Site icon Wonderful Engineering

German Engineers Fire Up World’s First Successful Fusion Reactor

There are two kinds of nuclear reactions, fission reactions, and fusion reactions. The former involve a breakdown of large atoms into smaller ones, and we get a considerable amount of energy from the difference between their bond energies. What we have in our nuclear power plants, is all fission where Uranium atom is broken down to smaller atoms with a massive release of energy. Fusion, on the other hand, is still in its infancy. It involves joining or fusing two atoms and getting a larger atom along with the conversion of a small amount of matter into heat energy. Since there is no matter -energy conversion in fission, it amounts to a lower amount of energy than the Fusion reaction that is considered to be the ultimate reaction in the universe since it is the primary fuel of the Sun and all the rest of the stars. Even though some of the countries have developed successful Hydrogen bombs that operate on an uncontrolled fusion reaction, we are still several years away from controlling it to create a sustainable power source.

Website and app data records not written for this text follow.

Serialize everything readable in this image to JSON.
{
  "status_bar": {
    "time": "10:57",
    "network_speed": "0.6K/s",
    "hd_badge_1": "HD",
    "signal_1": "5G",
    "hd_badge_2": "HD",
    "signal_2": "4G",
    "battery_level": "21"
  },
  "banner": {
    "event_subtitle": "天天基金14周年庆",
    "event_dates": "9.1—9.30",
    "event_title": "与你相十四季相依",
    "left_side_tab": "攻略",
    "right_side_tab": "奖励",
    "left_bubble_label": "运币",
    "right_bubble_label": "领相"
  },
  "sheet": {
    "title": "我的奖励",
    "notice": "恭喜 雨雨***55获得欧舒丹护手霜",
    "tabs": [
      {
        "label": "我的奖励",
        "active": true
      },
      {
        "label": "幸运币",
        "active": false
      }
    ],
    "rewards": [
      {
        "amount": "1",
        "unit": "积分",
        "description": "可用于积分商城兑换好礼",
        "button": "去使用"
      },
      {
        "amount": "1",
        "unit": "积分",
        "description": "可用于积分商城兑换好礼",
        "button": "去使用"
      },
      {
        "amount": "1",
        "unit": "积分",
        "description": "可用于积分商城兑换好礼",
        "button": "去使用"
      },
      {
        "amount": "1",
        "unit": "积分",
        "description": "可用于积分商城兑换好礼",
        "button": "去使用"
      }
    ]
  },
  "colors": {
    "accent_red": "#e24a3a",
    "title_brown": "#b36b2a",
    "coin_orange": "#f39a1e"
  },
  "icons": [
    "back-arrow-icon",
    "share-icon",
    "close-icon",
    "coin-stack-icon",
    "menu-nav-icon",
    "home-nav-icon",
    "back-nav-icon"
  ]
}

The German engineers at the famous Max-Planck Institute have successfully managed to fire up a Fusion reactor, and they have joined the list of few organizations that have successfully been able to suspend the dangerous plasma in place, so it doesn’t come in contact with the equipment. The 53-feet long reactor that is designed just for experimental purposes took 19 years of hard work and a billion dollars to complete. The area of focus has been the superconducting magnets that keep the dangerous plasma in place. A huge 420 tons of superconducting electromagnets have been made especially for this experiment, and they need to be cooled to ~0K or -273.16-degree centigrade to work. So, massive cooling units were also put in place for the reaction.

Another main hurdle in the fusion reactor is the starting temperature. We know that fusion is the stuff of the stars, and it should be extremely hot. Just how hot are we talking about? The core of the Sun, for example, is burning at an unreal 15 million degree Celsius all the time. But, we don’t have to achieve that to make the reaction start. At a certain initiation temperature, the atoms of Hydrogen start getting excited and fuse with each other on their own forming heavier elements and releasing a lot of energy. After the temperature has been achieved, we need to use the superconducting magnets to hold the resulting plasma together and in place or it will become a disaster of considerable proportions if the plasma manages to come in contact with the walls of the equipment.

The German named their reactor “Stellarator” and in it, a one-milligram sample of Helium gas was heated to 1 million degree Celsius with the help of a 1.8-megawatt laser. At this temperature, the fusion reaction was started, and the Germans tweeted the amazing happening with  Das Erste Plasma!!! or the first plasma!! Although Hydrogen is a much better choice for a fusion reactor due to its simplicity, Helium was used by Professor Thomas Klinger and his team since it is much easier to achieve Fusion with Helium. No power has yet been harvested from this nuclear reactor for the sole purpose of this reactor was to make the process of fusion easier to achieve.

As you probably understand that fusion reactors take a lot of energy due to the Lasers, cooling equipment and heavy electromagnets. To make a viable fusion reactor, we need to make the energy gained in the reactor greater than the energy consumed to sustain it. This historic achievement was done by the National Ignition Facility in US. Another competitor reactor named Tokamuk is under construction in France with a multinational consortium behind it. Instead of suspending the plasma, they have made an intriguing design of a doughnut-shaped reactor where the plasma will flow. But, due to numerous difficulties, the Tokamuk reactor hasn’t yet been able to perform an experiment. The Stellerator remains to be the only fusion reactor currently running successfully in Europe, but the field is still wide open as no one has been able to benefit from it. The future is definitely exciting!

Exit mobile version